The history of the relationships between New Yorkers and their air conditioners is as long as it is diverse. It started in the summer of 1902. While working on a plant for a printing company in Brooklyn, it was engineer Willis Carrier who first discovered how to create interior environmental comfort by controlling humidity. A recent NY Times article memorialized this historic feat, celebrating the machine he "devised [which] involved fans, ducts, heaters and perforated pipes…filled with cool water from a well between the two buildings." Rem Koolhaas' delirious diggings into the annals of the city unearthed other characters, most notably a man named Roxy  — mastermind of "Fantastic Technology" — who began questioning the conventional use of the air-conditioning system. "He considers adding hallucinogenic gases to the atmosphere of the theatre, so that the air conditioning system would not just be injecting ventilation and cooling, but also exhilaration. His lawyers dissuade him, but for a short period Roxy puts therapeutic O3 molecule into the air conditioning system of the theatre. A small dose puts the 6,200 audience members in a euphoric mood, hyper-receptive to the activity on stage." 
In a recent weekend, during my hallucinatory stroll through the city's blistering heat, Wendy appeared as a mirage in the urban desert of Long Island City: an abstract, cool blue cloud miraculously floating above the walled courtyard of MoMA/PS1
As for Friedrich and I there is still no love. We own a fan now; he's called Hunter. Florian Idenburg
1. Samuel Roxy Rothafel, an American theatrical impresario and entrepreneur. He is noted for developing the lavish presentation of silent films in the deluxe movie palace theaters of the 1910s and 1920s.
2. Rem Koolhaas, Delirious New York , The Monacelli Press.
3. Rem Koolhaas, Junkspace , Payot.
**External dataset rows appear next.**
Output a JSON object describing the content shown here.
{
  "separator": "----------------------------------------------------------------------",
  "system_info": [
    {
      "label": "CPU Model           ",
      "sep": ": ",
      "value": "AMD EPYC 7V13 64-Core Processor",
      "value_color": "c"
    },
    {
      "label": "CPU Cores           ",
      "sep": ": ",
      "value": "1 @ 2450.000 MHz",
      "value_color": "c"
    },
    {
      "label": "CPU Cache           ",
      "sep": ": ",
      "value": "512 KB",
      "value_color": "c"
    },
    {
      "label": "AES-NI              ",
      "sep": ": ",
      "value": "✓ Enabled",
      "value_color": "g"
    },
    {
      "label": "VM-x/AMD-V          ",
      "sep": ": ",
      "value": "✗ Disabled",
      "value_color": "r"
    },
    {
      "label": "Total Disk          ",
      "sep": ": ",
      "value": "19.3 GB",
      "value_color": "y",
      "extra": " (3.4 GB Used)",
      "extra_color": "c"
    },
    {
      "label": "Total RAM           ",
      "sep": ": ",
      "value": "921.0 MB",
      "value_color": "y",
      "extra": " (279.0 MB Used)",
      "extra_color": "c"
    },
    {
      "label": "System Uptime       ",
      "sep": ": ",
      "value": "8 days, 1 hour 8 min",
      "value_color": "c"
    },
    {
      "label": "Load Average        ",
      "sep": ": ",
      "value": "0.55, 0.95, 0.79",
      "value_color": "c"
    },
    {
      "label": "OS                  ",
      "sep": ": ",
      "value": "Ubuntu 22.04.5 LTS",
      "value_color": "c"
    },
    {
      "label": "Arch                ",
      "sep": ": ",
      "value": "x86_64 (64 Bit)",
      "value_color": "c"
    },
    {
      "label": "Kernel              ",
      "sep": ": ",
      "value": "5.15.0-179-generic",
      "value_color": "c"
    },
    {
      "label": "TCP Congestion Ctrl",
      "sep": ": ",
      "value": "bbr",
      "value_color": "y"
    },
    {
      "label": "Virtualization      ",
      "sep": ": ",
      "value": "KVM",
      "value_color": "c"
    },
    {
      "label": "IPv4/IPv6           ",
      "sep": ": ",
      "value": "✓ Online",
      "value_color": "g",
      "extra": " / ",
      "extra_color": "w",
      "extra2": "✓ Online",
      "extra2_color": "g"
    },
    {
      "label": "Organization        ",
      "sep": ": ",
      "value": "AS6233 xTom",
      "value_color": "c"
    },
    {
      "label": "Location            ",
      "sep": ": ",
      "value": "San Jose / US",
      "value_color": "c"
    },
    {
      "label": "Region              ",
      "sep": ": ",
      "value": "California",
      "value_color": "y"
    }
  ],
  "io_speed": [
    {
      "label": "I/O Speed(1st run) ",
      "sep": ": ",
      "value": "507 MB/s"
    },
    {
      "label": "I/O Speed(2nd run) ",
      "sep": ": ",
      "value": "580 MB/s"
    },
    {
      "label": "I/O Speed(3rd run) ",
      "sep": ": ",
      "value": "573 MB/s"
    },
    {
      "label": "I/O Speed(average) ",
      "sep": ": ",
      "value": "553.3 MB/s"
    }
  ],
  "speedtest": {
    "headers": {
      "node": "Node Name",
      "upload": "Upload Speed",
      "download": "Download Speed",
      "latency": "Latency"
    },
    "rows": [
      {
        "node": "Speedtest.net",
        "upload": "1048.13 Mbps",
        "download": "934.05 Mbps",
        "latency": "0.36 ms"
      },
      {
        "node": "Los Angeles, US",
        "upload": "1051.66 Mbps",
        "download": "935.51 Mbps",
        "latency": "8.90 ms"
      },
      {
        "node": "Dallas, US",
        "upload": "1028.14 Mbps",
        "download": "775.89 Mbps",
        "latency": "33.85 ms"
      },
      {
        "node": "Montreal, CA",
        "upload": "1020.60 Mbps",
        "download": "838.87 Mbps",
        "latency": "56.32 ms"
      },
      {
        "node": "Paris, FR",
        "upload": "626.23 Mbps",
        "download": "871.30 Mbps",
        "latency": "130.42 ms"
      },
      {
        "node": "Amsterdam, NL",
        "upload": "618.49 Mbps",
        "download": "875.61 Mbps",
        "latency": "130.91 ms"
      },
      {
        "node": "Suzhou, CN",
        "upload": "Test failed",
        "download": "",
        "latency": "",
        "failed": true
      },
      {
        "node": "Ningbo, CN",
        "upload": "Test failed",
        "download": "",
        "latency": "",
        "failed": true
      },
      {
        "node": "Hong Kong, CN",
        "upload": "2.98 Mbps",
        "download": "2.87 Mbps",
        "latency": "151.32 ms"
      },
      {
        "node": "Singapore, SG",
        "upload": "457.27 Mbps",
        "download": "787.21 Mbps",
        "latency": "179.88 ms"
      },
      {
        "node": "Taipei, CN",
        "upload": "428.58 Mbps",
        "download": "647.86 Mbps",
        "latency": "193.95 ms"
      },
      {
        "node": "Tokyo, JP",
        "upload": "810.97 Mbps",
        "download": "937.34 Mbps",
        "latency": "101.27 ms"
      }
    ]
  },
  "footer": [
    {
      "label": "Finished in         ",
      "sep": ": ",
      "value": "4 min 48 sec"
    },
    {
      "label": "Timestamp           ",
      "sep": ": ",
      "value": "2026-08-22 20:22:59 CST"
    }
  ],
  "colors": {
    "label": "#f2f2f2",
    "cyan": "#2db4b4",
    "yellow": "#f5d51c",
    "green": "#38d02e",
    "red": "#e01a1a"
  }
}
4. Correspondence with Marc Kushner.
Some critical input for this article came from Vincent Appel, Nicolas de Monchaux and Mohammed Sharif.